Bluegrass Cultural Landscape of Kentucky
2006 World Monuments Watch
Covering an area of some 3,000 square kilometers, the Bluegrass Region is one of America’s most distinctive landscapes. Named for the color of its calcium- and phosphate-enriched grass, the region was inhabited by indigenous peoples before Europeans settled in the 1780s. By the mid-nineteenth century, agrarian-based industries such as tobacco farming and bourbon distillation sprang up there, along with breeding and racing of prized horses.
In recent decades, the region has witnessed rapid suburbanization through unregulated development. Between 1997 and 2002, more than 300 square kilometers of Bluegrass land were appropriated for other uses, compromising the region’s distinct sense of place and undermining traditional industries such as horse breeding and farming, and endangering historic structures associated with the landscape.
In order to raise awareness about these issues and support the work of local advocates defending the preservation of this unique American landscape, the Bluegrass region of Kentucky was included on the 2006 World Monuments Watch.
Since the Watch
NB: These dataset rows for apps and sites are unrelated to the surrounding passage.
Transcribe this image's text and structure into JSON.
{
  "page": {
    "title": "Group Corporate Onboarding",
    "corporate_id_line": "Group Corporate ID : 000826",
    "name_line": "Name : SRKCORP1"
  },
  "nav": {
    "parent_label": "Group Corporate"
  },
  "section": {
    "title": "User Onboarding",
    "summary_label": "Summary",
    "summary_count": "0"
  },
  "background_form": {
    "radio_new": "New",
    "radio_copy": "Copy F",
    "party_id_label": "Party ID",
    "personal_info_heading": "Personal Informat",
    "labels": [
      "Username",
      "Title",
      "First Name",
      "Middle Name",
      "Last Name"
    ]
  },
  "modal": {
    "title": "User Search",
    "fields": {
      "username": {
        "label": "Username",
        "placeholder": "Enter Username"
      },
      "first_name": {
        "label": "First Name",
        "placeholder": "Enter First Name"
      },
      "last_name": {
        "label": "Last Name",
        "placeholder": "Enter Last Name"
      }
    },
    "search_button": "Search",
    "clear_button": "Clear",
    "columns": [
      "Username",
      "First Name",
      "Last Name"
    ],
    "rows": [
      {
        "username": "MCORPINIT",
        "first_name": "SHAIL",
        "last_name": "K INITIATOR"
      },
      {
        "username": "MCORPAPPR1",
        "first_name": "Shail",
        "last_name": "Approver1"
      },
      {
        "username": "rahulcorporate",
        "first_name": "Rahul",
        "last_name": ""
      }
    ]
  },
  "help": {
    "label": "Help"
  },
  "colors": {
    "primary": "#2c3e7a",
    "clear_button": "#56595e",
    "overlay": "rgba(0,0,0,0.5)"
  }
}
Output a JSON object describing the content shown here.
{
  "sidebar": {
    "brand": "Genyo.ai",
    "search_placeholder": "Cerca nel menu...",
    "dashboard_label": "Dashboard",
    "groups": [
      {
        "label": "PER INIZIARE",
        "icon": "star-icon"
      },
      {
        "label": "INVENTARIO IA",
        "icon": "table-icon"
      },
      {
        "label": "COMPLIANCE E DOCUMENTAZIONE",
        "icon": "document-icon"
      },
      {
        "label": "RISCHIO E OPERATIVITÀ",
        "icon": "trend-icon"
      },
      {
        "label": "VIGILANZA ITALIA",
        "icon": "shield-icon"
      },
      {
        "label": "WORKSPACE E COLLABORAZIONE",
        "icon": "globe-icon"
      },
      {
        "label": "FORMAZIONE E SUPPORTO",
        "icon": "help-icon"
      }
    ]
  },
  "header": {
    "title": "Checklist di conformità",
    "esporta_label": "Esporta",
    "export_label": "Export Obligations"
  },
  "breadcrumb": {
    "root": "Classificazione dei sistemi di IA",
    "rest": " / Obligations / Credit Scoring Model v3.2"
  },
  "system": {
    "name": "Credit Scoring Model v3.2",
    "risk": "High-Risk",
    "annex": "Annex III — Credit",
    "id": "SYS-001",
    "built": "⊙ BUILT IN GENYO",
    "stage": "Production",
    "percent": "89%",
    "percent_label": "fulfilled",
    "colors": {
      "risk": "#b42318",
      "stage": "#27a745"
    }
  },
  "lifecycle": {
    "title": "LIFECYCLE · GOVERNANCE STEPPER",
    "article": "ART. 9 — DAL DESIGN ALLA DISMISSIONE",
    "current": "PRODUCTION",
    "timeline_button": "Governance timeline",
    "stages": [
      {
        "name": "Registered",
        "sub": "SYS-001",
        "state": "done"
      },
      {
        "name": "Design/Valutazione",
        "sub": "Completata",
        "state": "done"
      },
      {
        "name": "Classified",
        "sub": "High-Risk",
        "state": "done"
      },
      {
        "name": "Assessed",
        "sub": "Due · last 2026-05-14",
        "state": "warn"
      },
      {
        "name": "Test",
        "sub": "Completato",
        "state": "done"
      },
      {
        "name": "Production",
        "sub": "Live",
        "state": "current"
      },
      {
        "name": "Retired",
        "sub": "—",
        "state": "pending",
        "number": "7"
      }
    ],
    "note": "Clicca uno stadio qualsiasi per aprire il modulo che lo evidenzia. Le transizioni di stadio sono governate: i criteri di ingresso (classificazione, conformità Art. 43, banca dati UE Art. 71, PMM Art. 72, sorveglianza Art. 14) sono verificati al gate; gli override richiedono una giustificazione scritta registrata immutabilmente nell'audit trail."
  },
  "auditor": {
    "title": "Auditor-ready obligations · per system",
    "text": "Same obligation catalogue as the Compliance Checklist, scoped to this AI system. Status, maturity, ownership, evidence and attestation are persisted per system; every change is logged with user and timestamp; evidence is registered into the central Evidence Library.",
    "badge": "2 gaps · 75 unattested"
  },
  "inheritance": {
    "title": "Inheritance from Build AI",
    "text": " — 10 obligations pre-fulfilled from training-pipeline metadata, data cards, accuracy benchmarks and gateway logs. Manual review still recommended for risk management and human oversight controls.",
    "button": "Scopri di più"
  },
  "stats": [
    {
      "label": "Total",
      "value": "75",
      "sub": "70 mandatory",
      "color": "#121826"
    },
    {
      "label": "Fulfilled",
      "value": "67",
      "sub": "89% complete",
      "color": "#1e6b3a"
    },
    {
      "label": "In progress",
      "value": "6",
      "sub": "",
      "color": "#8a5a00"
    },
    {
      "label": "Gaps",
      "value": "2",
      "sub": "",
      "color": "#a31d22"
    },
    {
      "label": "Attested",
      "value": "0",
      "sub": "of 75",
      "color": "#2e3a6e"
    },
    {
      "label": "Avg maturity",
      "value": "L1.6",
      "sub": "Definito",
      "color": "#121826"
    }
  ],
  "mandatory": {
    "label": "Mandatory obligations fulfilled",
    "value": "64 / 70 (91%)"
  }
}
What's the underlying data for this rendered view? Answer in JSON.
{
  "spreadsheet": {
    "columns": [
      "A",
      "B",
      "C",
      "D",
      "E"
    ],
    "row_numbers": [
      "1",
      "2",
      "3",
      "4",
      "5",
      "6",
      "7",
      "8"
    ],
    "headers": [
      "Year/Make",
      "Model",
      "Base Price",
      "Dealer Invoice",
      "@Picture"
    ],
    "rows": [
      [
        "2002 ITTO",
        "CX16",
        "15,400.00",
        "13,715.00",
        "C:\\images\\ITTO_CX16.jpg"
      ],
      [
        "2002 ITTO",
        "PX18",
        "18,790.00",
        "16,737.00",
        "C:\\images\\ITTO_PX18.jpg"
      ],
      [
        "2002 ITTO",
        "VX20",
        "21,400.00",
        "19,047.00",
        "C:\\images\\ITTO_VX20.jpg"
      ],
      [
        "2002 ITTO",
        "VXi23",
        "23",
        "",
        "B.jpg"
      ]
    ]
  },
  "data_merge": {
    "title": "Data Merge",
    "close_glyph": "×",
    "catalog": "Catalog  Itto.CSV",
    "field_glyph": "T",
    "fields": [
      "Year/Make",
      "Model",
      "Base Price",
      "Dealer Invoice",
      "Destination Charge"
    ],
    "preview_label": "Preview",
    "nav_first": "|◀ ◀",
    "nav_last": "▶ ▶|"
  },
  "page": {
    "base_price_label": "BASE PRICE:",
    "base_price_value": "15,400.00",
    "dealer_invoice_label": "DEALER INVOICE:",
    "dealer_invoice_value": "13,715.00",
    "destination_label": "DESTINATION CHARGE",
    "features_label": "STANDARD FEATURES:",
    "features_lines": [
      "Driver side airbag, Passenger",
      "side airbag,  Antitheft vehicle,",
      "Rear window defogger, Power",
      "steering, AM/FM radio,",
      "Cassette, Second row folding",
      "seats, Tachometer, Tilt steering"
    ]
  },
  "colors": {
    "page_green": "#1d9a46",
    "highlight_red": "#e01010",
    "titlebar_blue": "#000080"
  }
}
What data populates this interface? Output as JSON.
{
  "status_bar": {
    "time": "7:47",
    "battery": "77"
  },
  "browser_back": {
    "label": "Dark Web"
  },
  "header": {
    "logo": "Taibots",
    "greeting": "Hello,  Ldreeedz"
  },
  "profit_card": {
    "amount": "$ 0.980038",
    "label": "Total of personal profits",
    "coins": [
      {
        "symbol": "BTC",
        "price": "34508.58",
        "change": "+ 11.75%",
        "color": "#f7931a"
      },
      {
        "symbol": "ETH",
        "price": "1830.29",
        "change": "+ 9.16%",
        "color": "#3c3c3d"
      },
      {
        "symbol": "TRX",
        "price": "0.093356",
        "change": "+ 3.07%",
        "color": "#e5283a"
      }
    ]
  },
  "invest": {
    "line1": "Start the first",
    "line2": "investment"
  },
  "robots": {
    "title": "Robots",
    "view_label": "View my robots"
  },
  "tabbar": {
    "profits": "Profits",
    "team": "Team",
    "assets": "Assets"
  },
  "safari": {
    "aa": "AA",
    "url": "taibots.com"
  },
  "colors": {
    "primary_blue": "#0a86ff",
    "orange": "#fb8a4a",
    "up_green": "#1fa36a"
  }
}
In 2007 an exhibition titled “The Vanishing Bluegrass” took place in the Kentucky Derby Museum in Louisville, addressing the issues of land conservation and regional planning. The exhibition was organized by the University of Kentucky, College of Design, in collaboration with other groups that had helped nominate the site to the Watch. Drawings about the meaning of the Bluegrass, created by schoolchildren in central Kentucky, were also exhibited. Although development pressures slowed down during the recession, they have increased since then. A public debate has begun ahead of Lexington’s 2018 comprehensive land-use plan update. Local advocates are concerned about an expansion of the Urban Service Boundary in the city, which would have an impact in the whole Bluegrass Region.